The presentation, a joint research project prepared by Mintel International and SPINS, encompassed three years of sales data (2006-2008) for 47 specialty food segments, pulled from the SPINS and Nielsen database of mainstream and natural food stores. To reach the grand total of sales, Mintel added estimated sales of products that were not collected by scanner data, including PLU sales through all channels.
Ron Tanner, NASFT’s VP of communications, education, government & industry relations, led the Webinar along with Mintel senior research analyst Marcia Mogelonsky. They believe that the poor economy may actually be having a positive effect on the specialty food business, as more consumers look to cut back on restaurant dining and “trade up” on the kinds of specialty, natural and organic items they buy for home.
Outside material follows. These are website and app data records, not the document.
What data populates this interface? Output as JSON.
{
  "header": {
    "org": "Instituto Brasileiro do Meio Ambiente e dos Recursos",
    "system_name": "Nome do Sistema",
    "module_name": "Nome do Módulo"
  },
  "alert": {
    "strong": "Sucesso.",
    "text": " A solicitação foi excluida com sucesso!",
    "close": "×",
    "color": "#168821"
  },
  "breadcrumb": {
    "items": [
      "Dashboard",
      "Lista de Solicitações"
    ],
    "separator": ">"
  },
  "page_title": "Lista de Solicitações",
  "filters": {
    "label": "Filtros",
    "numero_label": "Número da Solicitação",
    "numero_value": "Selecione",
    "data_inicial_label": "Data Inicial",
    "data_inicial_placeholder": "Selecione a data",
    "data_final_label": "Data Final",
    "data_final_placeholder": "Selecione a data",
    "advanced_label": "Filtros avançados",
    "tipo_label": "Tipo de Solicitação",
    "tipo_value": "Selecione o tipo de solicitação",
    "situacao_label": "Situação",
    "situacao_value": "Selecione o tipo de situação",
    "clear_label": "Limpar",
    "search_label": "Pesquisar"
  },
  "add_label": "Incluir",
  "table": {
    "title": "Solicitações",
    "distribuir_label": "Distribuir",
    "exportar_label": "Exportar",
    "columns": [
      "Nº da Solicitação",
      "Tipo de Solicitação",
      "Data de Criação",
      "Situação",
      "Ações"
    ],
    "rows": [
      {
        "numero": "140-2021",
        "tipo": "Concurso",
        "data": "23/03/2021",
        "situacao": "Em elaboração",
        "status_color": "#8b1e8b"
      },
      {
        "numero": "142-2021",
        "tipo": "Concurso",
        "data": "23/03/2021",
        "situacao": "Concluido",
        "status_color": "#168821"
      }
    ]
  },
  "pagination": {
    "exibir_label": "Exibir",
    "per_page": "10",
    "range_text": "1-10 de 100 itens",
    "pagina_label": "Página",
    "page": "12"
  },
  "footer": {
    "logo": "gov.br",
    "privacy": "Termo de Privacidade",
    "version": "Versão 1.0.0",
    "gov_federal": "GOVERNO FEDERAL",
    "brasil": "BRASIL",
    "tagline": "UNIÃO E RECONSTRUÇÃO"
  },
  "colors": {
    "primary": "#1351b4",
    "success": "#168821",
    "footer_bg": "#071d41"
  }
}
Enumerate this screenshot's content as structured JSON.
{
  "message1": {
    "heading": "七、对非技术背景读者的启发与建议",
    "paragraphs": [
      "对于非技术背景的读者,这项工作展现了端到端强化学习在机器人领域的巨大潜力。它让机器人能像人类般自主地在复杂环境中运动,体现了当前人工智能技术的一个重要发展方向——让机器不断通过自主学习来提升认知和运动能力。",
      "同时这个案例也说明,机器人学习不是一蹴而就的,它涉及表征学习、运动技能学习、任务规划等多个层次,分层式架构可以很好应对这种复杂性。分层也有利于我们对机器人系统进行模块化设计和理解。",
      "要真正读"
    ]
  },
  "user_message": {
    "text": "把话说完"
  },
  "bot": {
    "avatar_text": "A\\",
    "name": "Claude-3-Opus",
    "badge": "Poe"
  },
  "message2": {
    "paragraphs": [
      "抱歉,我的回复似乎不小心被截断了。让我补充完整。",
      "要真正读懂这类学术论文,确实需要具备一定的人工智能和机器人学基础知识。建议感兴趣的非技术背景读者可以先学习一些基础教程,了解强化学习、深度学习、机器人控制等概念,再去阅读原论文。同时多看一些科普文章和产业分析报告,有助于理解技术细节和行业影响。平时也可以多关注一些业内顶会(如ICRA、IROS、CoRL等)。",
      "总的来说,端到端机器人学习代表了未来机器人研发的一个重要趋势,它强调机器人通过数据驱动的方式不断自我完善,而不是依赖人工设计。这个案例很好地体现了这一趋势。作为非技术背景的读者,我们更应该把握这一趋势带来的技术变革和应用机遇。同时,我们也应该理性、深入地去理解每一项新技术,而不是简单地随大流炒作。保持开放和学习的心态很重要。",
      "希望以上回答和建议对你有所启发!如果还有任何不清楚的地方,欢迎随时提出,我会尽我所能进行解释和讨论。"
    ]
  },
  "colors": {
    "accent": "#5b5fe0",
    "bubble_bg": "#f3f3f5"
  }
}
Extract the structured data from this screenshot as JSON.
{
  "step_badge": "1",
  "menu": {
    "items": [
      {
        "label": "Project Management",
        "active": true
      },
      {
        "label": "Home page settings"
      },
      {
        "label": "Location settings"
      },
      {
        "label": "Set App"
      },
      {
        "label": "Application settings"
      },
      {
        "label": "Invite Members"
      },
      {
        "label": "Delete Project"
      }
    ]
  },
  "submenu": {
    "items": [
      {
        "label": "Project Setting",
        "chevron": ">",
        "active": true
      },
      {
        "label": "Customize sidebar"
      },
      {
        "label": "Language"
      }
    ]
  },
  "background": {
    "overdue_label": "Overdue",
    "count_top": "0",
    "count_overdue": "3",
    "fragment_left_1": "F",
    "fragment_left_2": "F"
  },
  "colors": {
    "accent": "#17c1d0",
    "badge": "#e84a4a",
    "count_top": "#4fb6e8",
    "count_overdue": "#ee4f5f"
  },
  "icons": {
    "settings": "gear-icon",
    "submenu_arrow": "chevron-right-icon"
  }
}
They reported that the specialty food industry recorded strong sales in 2008, but that recessionary blues in the fourth quarter led to a leveling of sales. Working with Mintel International and SPINS, the NASFT and Specialty Food Magazine have tracked sales of specialty food through supermarkets, natural food stores and specialty food retailers.
Some of the highlights from their presentation are as follows: the total specialty food industry recorded $60 billion in sales in 2008. Specialty food accounts for 15.9 percent of all retail food sales. Fifty-eight percent of specialty food manufacturers report that sales decreased in 2008 due to the economy, while 15 percent say that 2008 sales were up 10 percent or more.
The category of “cheese and cheese alternatives,” with sales of $3.4 billion, is the largest specialty food category. In terms of categories on the move, it’s baby food, yogurt and kefir, and refrigerated juices and functional beverages that are charging ahead. All three grew more than 50 percent in sales between 2006 and 2008.
Stay tuned for more coverage of “State of the Specialty Food Industry 2009” in tomorrow’s Progressive Grocer daily e-newsletter.